§ **GOAL OF THE EXERCISE**: Setting aside any pictures, reproduce the data exactly.

- - - - -

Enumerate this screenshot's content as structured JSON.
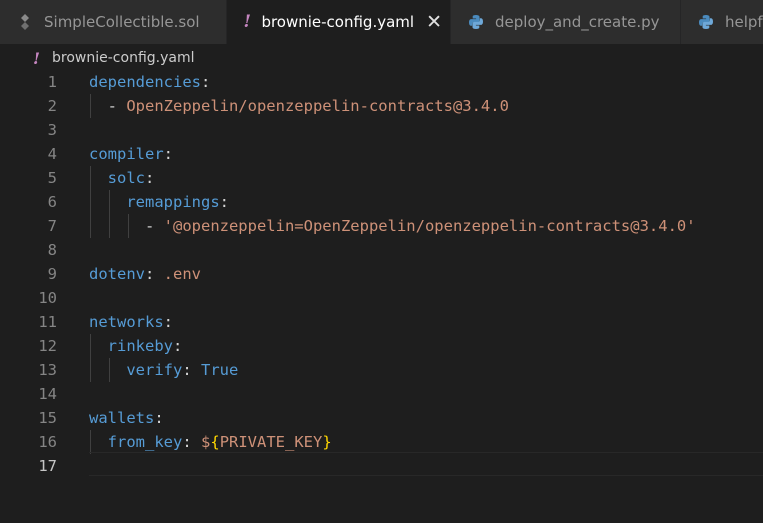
{
  "tabs": [
    {
      "label": "SimpleCollectible.sol",
      "icon": "solidity-file-icon",
      "active": false
    },
    {
      "label": "brownie-config.yaml",
      "icon": "yaml-file-icon",
      "active": true
    },
    {
      "label": "deploy_and_create.py",
      "icon": "python-file-icon",
      "active": false
    },
    {
      "label": "helpfu",
      "icon": "python-file-icon",
      "active": false
    }
  ],
  "tab_icons": {
    "yaml": "!",
    "close": "✕"
  },
  "breadcrumb": {
    "file": "brownie-config.yaml"
  },
  "editor": {
    "current_line": 17,
    "lines": [
      {
        "n": "1",
        "t": [
          [
            "k",
            "dependencies"
          ],
          [
            "p",
            ":"
          ]
        ]
      },
      {
        "n": "2",
        "t": [
          [
            "p",
            "  - "
          ],
          [
            "s",
            "OpenZeppelin/openzeppelin-contracts@3.4.0"
          ]
        ]
      },
      {
        "n": "3",
        "t": []
      },
      {
        "n": "4",
        "t": [
          [
            "k",
            "compiler"
          ],
          [
            "p",
            ":"
          ]
        ]
      },
      {
        "n": "5",
        "t": [
          [
            "p",
            "  "
          ],
          [
            "k",
            "solc"
          ],
          [
            "p",
            ":"
          ]
        ]
      },
      {
        "n": "6",
        "t": [
          [
            "p",
            "    "
          ],
          [
            "k",
            "remappings"
          ],
          [
            "p",
            ":"
          ]
        ]
      },
      {
        "n": "7",
        "t": [
          [
            "p",
            "      - "
          ],
          [
            "s",
            "'@openzeppelin=OpenZeppelin/openzeppelin-contracts@3.4.0'"
          ]
        ]
      },
      {
        "n": "8",
        "t": []
      },
      {
        "n": "9",
        "t": [
          [
            "k",
            "dotenv"
          ],
          [
            "p",
            ": "
          ],
          [
            "s",
            ".env"
          ]
        ]
      },
      {
        "n": "10",
        "t": []
      },
      {
        "n": "11",
        "t": [
          [
            "k",
            "networks"
          ],
          [
            "p",
            ":"
          ]
        ]
      },
      {
        "n": "12",
        "t": [
          [
            "p",
            "  "
          ],
          [
            "k",
            "rinkeby"
          ],
          [
            "p",
            ":"
          ]
        ]
      },
      {
        "n": "13",
        "t": [
          [
            "p",
            "    "
          ],
          [
            "k",
            "verify"
          ],
          [
            "p",
            ": "
          ],
          [
            "b",
            "True"
          ]
        ]
      },
      {
        "n": "14",
        "t": []
      },
      {
        "n": "15",
        "t": [
          [
            "k",
            "wallets"
          ],
          [
            "p",
            ":"
          ]
        ]
      },
      {
        "n": "16",
        "t": [
          [
            "p",
            "  "
          ],
          [
            "k",
            "from_key"
          ],
          [
            "p",
            ": "
          ],
          [
            "s",
            "$"
          ],
          [
            "brace",
            "{"
          ],
          [
            "s",
            "PRIVATE_KEY"
          ],
          [
            "brace",
            "}"
          ]
        ]
      },
      {
        "n": "17",
        "t": []
      }
    ]
  },
  "colors": {
    "key": "#569cd6",
    "string": "#ce9178",
    "boolean": "#569cd6",
    "brace": "#ffd700",
    "yaml_icon": "#c586c0",
    "python_icon": "#4b8bbe"
  }
}
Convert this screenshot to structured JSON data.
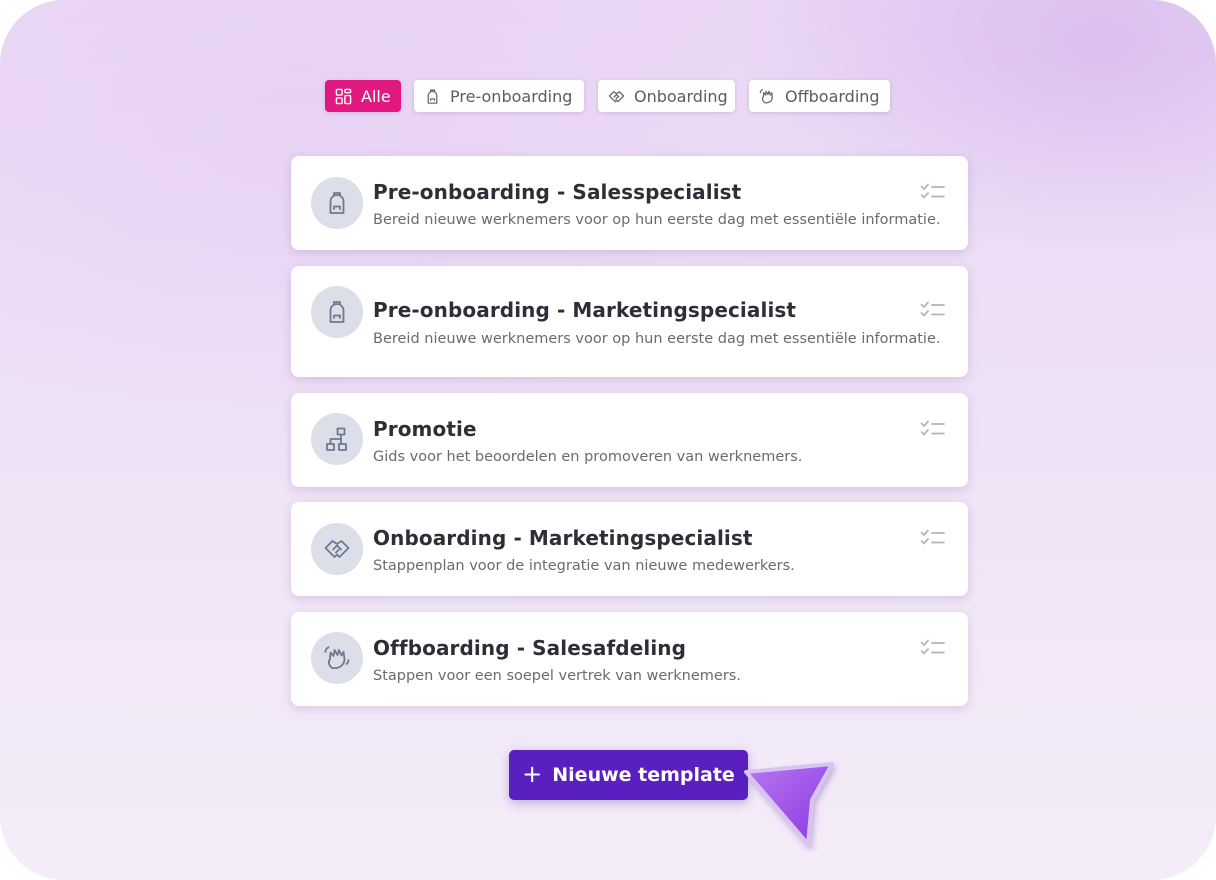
{
  "filters": {
    "all": "Alle",
    "pre_onboarding": "Pre-onboarding",
    "onboarding": "Onboarding",
    "offboarding": "Offboarding",
    "active": "Alle"
  },
  "templates": [
    {
      "title": "Pre-onboarding - Salesspecialist",
      "description": "Bereid nieuwe werknemers voor op hun eerste dag met essentiële informatie.",
      "icon": "backpack-icon"
    },
    {
      "title": "Pre-onboarding - Marketingspecialist",
      "description": "Bereid nieuwe werknemers voor op hun eerste dag met essentiële informatie.",
      "icon": "backpack-icon"
    },
    {
      "title": "Promotie",
      "description": "Gids voor het beoordelen en promoveren van werknemers.",
      "icon": "hierarchy-icon"
    },
    {
      "title": "Onboarding - Marketingspecialist",
      "description": "Stappenplan voor de integratie van nieuwe medewerkers.",
      "icon": "handshake-icon"
    },
    {
      "title": "Offboarding - Salesafdeling",
      "description": "Stappen voor een soepel vertrek van werknemers.",
      "icon": "waving-hand-icon"
    }
  ],
  "new_template": {
    "label": "Nieuwe template",
    "icon": "plus-icon"
  },
  "colors": {
    "active_filter": "#e0187f",
    "primary_button": "#5a1fc1",
    "cursor": "#9b4be6"
  }
}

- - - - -

§ **RESULT**:
Enumerate this screenshot's content as structured JSON.
{
  "tabs": [
    {
      "label": "SimpleCollectible.sol",
      "icon": "solidity-file-icon",
      "active": false
    },
    {
      "label": "brownie-config.yaml",
      "icon": "yaml-file-icon",
      "active": true
    },
    {
      "label": "deploy_and_create.py",
      "icon": "python-file-icon",
      "active": false
    },
    {
      "label": "helpfu",
      "icon": "python-file-icon",
      "active": false
    }
  ],
  "tab_icons": {
    "yaml": "!",
    "close": "✕"
  },
  "breadcrumb": {
    "file": "brownie-config.yaml"
  },
  "editor": {
    "current_line": 17,
    "lines": [
      {
        "n": "1",
        "t": [
          [
            "k",
            "dependencies"
          ],
          [
            "p",
            ":"
          ]
        ]
      },
      {
        "n": "2",
        "t": [
          [
            "p",
            "  - "
          ],
          [
            "s",
            "OpenZeppelin/openzeppelin-contracts@3.4.0"
          ]
        ]
      },
      {
        "n": "3",
        "t": []
      },
      {
        "n": "4",
        "t": [
          [
            "k",
            "compiler"
          ],
          [
            "p",
            ":"
          ]
        ]
      },
      {
        "n": "5",
        "t": [
          [
            "p",
            "  "
          ],
          [
            "k",
            "solc"
          ],
          [
            "p",
            ":"
          ]
        ]
      },
      {
        "n": "6",
        "t": [
          [
            "p",
            "    "
          ],
          [
            "k",
            "remappings"
          ],
          [
            "p",
            ":"
          ]
        ]
      },
      {
        "n": "7",
        "t": [
          [
            "p",
            "      - "
          ],
          [
            "s",
            "'@openzeppelin=OpenZeppelin/openzeppelin-contracts@3.4.0'"
          ]
        ]
      },
      {
        "n": "8",
        "t": []
      },
      {
        "n": "9",
        "t": [
          [
            "k",
            "dotenv"
          ],
          [
            "p",
            ": "
          ],
          [
            "s",
            ".env"
          ]
        ]
      },
      {
        "n": "10",
        "t": []
      },
      {
        "n": "11",
        "t": [
          [
            "k",
            "networks"
          ],
          [
            "p",
            ":"
          ]
        ]
      },
      {
        "n": "12",
        "t": [
          [
            "p",
            "  "
          ],
          [
            "k",
            "rinkeby"
          ],
          [
            "p",
            ":"
          ]
        ]
      },
      {
        "n": "13",
        "t": [
          [
            "p",
            "    "
          ],
          [
            "k",
            "verify"
          ],
          [
            "p",
            ": "
          ],
          [
            "b",
            "True"
          ]
        ]
      },
      {
        "n": "14",
        "t": []
      },
      {
        "n": "15",
        "t": [
          [
            "k",
            "wallets"
          ],
          [
            "p",
            ":"
          ]
        ]
      },
      {
        "n": "16",
        "t": [
          [
            "p",
            "  "
          ],
          [
            "k",
            "from_key"
          ],
          [
            "p",
            ": "
          ],
          [
            "s",
            "$"
          ],
          [
            "brace",
            "{"
          ],
          [
            "s",
            "PRIVATE_KEY"
          ],
          [
            "brace",
            "}"
          ]
        ]
      },
      {
        "n": "17",
        "t": []
      }
    ]
  },
  "colors": {
    "key": "#569cd6",
    "string": "#ce9178",
    "boolean": "#569cd6",
    "brace": "#ffd700",
    "yaml_icon": "#c586c0",
    "python_icon": "#4b8bbe"
  }
}
Convert this screenshot to structured JSON data.
{
  "filters": {
    "all": "Alle",
    "pre_onboarding": "Pre-onboarding",
    "onboarding": "Onboarding",
    "offboarding": "Offboarding",
    "active": "Alle"
  },
  "templates": [
    {
      "title": "Pre-onboarding - Salesspecialist",
      "description": "Bereid nieuwe werknemers voor op hun eerste dag met essentiële informatie.",
      "icon": "backpack-icon"
    },
    {
      "title": "Pre-onboarding - Marketingspecialist",
      "description": "Bereid nieuwe werknemers voor op hun eerste dag met essentiële informatie.",
      "icon": "backpack-icon"
    },
    {
      "title": "Promotie",
      "description": "Gids voor het beoordelen en promoveren van werknemers.",
      "icon": "hierarchy-icon"
    },
    {
      "title": "Onboarding - Marketingspecialist",
      "description": "Stappenplan voor de integratie van nieuwe medewerkers.",
      "icon": "handshake-icon"
    },
    {
      "title": "Offboarding - Salesafdeling",
      "description": "Stappen voor een soepel vertrek van werknemers.",
      "icon": "waving-hand-icon"
    }
  ],
  "new_template": {
    "label": "Nieuwe template",
    "icon": "plus-icon"
  },
  "colors": {
    "active_filter": "#e0187f",
    "primary_button": "#5a1fc1",
    "cursor": "#9b4be6"
  }
}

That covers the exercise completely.